Was New Hampshire a haven for pirates in years past…
and did they bury treasure on our shores and islands? And what exactly do we find so charming about water-based thugs in tight pants?
With another pirate movie always looming on our horizon, it is time to re-evaluate New Hampshire’s own pirate heritage. Tradition has been rife with tales of pirate’s adventures and buried booty. Historically, except for a few isolated incidents, there appears to be a marked lack of pirate’s gold and swashbuckling crew.
Current day pirate seekers will have to settle for Pirate’s Cove Adventure Mini Golf, in Weirs Beach, Treasure Island on Lake Winnipesaukee, or Pirate’s Cove Beach on the seacoast. Pirate’s Cove Beach, located just south of Wallis Sands State Beach on 1A, is a fairly current name acquired from a restaurant of the same name that was located there. When you visit New Hampshire seeking treasure, keep watch for golden sand, and great seafood, or we will make you walk the plank.

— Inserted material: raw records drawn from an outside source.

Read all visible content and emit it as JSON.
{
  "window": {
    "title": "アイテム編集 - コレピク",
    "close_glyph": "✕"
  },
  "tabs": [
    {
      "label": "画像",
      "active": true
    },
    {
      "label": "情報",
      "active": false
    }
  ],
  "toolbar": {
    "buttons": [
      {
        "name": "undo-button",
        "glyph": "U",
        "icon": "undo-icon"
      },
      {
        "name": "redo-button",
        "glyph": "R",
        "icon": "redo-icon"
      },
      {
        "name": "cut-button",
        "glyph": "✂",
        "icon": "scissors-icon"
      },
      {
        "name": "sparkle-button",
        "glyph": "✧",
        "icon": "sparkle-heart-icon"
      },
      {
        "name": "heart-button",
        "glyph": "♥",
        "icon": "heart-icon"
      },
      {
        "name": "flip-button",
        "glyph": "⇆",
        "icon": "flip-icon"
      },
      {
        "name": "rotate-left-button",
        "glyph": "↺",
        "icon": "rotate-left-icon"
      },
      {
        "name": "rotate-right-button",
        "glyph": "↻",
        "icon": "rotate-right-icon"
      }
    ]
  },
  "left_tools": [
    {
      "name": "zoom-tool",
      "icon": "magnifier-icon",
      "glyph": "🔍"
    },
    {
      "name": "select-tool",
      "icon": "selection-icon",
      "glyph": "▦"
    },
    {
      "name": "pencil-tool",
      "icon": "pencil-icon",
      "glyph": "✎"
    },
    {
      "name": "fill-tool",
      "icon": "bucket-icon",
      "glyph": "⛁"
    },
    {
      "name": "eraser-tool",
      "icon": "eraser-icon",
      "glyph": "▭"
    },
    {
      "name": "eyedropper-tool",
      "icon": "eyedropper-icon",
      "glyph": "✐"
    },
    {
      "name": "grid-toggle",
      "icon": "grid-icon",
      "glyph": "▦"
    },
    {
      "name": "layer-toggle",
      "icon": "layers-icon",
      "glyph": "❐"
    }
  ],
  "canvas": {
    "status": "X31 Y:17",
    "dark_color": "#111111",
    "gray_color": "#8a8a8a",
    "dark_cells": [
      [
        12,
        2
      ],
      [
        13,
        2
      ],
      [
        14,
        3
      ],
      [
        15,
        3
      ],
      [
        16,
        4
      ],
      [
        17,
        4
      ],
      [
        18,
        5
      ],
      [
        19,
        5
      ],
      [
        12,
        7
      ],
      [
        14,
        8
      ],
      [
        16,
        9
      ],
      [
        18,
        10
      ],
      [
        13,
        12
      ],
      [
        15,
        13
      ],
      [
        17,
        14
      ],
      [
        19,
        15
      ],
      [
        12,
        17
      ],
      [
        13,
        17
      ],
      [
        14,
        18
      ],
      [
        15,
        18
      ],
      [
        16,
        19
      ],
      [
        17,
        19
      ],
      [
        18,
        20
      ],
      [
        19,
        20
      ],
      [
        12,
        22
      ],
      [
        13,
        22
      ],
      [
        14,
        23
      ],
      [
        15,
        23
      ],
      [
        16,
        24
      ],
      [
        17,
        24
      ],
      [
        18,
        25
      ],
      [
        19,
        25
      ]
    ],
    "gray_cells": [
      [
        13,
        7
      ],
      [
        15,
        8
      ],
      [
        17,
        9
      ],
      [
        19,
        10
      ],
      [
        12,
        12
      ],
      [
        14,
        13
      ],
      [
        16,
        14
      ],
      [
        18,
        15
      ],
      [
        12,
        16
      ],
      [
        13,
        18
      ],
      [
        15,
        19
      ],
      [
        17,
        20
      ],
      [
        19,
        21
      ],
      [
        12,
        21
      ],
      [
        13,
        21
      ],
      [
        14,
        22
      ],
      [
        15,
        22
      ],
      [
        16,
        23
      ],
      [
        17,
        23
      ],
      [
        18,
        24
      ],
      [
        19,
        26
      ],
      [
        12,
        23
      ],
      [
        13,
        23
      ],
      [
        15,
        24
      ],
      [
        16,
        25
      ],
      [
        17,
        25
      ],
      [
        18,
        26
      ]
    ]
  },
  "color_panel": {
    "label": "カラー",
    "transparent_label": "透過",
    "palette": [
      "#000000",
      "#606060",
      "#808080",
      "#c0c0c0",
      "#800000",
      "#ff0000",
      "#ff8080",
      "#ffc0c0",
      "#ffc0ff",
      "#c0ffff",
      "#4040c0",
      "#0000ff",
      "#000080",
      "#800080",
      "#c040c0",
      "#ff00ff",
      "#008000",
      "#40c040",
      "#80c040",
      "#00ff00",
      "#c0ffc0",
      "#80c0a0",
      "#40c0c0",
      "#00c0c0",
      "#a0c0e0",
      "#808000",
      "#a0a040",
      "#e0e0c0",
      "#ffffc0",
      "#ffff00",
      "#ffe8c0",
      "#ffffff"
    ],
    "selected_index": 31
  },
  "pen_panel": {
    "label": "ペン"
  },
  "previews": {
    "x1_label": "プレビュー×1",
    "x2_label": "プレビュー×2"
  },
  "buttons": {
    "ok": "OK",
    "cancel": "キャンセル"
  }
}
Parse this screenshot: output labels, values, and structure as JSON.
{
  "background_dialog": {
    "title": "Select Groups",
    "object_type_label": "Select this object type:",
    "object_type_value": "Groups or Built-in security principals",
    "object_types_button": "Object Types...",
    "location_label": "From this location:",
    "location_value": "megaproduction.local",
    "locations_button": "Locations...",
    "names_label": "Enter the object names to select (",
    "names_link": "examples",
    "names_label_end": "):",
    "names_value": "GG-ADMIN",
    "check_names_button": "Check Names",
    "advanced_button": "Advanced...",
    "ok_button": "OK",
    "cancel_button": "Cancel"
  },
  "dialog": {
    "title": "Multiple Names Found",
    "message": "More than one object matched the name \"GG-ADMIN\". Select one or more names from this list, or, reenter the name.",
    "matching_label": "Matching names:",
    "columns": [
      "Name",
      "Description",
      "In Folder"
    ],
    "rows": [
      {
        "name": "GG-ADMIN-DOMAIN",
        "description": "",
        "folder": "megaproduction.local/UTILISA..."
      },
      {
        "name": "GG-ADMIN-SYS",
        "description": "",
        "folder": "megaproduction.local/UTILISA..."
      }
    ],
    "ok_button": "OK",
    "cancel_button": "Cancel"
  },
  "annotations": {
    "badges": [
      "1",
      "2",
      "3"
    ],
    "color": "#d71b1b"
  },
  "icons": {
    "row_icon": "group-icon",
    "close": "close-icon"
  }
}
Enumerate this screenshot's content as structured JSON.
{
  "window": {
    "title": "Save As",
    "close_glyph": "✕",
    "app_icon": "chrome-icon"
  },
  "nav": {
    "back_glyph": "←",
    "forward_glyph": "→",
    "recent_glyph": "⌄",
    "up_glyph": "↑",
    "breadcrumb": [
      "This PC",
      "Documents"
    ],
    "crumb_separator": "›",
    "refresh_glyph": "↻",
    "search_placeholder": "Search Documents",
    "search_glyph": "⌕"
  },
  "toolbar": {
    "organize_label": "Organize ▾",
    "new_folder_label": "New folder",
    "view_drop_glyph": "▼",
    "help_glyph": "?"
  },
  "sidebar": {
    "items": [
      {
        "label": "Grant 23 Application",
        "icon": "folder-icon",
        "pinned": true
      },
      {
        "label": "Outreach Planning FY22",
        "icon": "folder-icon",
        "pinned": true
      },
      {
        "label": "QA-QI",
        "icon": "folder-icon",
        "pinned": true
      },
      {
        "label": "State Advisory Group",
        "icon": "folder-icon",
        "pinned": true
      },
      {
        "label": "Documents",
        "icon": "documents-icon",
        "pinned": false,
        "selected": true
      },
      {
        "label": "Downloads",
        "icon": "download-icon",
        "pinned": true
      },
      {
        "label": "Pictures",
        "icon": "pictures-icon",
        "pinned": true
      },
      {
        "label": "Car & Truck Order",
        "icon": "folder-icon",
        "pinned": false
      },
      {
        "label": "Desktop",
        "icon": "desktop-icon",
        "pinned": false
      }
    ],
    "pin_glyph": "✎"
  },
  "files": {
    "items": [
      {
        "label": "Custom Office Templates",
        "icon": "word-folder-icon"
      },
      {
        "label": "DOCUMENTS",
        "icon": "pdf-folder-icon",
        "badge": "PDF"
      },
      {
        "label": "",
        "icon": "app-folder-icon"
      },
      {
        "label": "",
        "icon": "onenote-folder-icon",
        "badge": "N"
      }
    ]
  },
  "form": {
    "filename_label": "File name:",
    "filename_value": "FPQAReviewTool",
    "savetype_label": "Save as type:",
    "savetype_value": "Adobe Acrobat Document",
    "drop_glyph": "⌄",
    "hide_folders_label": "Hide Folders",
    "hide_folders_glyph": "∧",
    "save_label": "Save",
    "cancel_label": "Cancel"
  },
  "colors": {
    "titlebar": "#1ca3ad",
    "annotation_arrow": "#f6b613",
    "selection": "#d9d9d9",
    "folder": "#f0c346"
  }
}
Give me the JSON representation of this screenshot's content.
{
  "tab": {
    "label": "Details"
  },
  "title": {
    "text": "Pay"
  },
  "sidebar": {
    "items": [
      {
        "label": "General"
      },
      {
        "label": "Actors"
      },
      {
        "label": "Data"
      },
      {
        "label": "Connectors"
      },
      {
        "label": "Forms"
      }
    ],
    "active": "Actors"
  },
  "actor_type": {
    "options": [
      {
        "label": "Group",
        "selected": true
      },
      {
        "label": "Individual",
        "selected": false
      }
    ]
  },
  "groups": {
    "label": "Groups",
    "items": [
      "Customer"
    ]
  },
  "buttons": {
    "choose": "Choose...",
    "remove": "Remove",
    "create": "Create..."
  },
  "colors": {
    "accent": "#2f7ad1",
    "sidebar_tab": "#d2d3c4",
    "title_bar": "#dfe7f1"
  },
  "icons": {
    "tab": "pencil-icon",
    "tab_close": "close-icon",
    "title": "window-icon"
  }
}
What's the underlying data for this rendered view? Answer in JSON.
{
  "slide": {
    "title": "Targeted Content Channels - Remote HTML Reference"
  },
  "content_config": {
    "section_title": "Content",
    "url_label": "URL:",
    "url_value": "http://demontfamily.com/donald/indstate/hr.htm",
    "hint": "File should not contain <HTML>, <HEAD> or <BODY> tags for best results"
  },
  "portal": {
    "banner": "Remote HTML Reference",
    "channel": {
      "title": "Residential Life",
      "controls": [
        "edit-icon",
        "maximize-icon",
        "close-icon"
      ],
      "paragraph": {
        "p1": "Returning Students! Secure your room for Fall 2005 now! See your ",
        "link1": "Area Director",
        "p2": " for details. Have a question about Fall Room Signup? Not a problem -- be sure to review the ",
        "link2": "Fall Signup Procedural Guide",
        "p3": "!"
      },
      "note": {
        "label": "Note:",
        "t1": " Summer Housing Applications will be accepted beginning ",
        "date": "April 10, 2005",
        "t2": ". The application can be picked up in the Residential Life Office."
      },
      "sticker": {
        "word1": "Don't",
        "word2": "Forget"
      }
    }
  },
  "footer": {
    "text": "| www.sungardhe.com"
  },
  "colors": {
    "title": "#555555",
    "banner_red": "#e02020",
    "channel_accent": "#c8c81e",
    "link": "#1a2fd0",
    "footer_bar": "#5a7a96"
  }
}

The earliest documented pirate who roamed off the coast of New Hampshire, was one Dixy Bull [sometimes spelled Dixey and Dixie] in 1632. Learning he had attacked Pemaquid, Maine, 40 men in 4 ships from the Piscataqua River (now Portsmouth) headed out to capture him. Alas, they had to turn back due to bad weather. In the meantime Dixy escaped out to sea. He became a pirate as a result of having been a victim of pirates. As the story goes, on June 1623, Dixie Bull, a merchant of London, had a shallop laden with beaver furs in Penobscott Bay, Maine, when French pirates seized all of his provisions, leaving him destitute.” That Dixie Bull’s ship was seized by the French is historical fact. His ultimate fate is unknown, although some claim he received his just desserts in England, making his way there via the French settlements at Port Latour. It was written, “God destroyed this wretched man.”
The rocks on the misty Isles of Shoals are believed to hold a few pirate tales and perhaps some treasure. Blackbeard’s cavorting here has been a long time rumor, although no proof has ever been produced.
A more reliable pirate story, is that of George and Rachel Wall. Reportedly Rachel was from Pennsylvania, married George Wall, and moved to Boston, Massachsetts with him, eventually engaging in piracy off the Isles of Shoals for several years. After her husband was washed overboard, she returned to Boston, where she was arrested for murder and robbery. What is known is she was tried in a Massachusetts court, and found guilty of robbery. She was hanged, being the last woman executed in the state of Massachusetts, in September 1789. There are many stories written about her, but her maiden name and ancestry often stated has not been proven to my satisfaction. The Dr. Alexander Hamilton who is often quoted as documenting her story, died before the date of her arrest. [Online source #1. | source #2. | source #3. | source #4. ]
I would be remiss if I did not include the enchanting pirate story of “Ocean Born Mary.” Although much has been written about this real life woman, Mary (Wilson) Wallace, some of the stories are simply untrue (i.e. the 1939 children’s book by Lois Lenski is fiction), or they are a marketing gimmick (in the 20th century a family claiming they owned her house, charging admission). Reportedly the pirate involved was Don Pedro aka Phillip Babb.
I should probably also mention John Quelch, who was the first known pirate to post the now well-known “Jolly Roger” black flag on his ship. Some documents mention a hunt for him on the Isles of Shoals, but whether he actually stayed there is unknown. He was captured in Marblehead Massachusetts, tried and hanged in Boston in 1704.
For those seeking exotic pirate adventures, try singing the periodic table of elements to the tune of “Modern Major General” from the Pirates of Penzance.
—Pirates, by Capt. Charles Johnson, foreward by Claud Lovat Fraser, reissued 1921.
–Get a Pirate’s Name (Rick Broussard says he is Iron Jack Flint)
–Pirates: History Channel–
[updated December 2015]